“I believe we would be better off if we had guidance from Congress about how to proceed,” Califf said when pressed by Rep. Nancy Mace (R-SC). “Medical marijuana is one thing where there’s a medical purpose and it’s proven through traditional medical pathways, but when it’s used for recreational purposes, there is no medical benefit. In that case, it doesn’t fall under our typical regulation.”

Mace has also spoken in favor of cannabis reform and is a strong advocate for further rescheduling and decriminalization on the basis that these regulatory changes will help consumers get access to safer and cleaner cannabis products.

Califf responded to criticism from Rep. Pete Sessions (R-TX), who argued that the FDA was not giving the potential for abuse enough consideration and that the organization’s research into cannabis did not have a strong enough scientific foundation. 

“Let me remind you that a Schedule III does not put marijuana on the market in the United States,” Califf replied. “With all due respect, I think [cannabis] is differentiable from heroin and, I think, cigarettes.”

The rescheduling initiative would change cannabis from a Schedule I controlled substance, grouped with the likes of heroin and LSD, to a Schedule III substance.

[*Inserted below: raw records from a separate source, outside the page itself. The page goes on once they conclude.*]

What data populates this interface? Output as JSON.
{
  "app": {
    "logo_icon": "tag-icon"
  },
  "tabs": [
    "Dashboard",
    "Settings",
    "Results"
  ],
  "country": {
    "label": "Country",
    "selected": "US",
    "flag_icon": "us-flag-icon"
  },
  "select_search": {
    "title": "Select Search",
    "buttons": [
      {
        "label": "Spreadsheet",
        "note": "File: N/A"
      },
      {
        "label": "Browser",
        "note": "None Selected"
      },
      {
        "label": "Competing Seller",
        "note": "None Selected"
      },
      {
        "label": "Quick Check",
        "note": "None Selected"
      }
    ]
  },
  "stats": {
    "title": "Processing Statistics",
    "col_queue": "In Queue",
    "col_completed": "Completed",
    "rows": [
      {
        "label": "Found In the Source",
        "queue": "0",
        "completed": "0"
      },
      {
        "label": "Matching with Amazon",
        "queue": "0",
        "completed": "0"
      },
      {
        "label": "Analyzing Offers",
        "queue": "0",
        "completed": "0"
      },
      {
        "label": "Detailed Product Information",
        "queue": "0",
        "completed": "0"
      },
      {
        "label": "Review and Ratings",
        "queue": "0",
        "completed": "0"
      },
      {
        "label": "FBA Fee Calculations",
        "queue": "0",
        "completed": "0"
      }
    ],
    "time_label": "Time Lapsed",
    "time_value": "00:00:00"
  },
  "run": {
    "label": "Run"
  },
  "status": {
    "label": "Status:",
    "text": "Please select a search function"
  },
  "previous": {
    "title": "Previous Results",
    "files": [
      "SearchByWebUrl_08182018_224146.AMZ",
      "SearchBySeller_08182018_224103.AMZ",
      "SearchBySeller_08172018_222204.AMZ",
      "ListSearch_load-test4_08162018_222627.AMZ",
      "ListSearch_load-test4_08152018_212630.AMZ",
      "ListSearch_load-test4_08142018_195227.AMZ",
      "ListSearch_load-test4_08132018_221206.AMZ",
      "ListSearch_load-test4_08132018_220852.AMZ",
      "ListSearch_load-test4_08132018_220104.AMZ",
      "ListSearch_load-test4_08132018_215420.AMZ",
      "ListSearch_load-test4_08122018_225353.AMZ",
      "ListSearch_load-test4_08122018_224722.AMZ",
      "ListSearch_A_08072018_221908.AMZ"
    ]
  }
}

Schedule III substances are still regulated and controlled by the DEA, yet are deemed to have less potential for abuse and harm.

This discussion comes shortly after a recent White House summit, during which Vice President Kamala Harris and musical artist, Joseph Cartagena, “Fat Joe”, lead a discussion regarding the need for further decriminalization of cannabis.

President Biden has also been regularly addressing the need for and importance of cannabis reform, even from the campaign trail. The President even mentioned the need for further easing of penalties for those found to be in possession of the plant on a federal level during his recent State of the Union address.

Currently, 24 states have legalized recreational, adult-use cannabis. As the nation teeters towards a 50:50 split in terms of legalization, the cries for further reform grow louder and louder.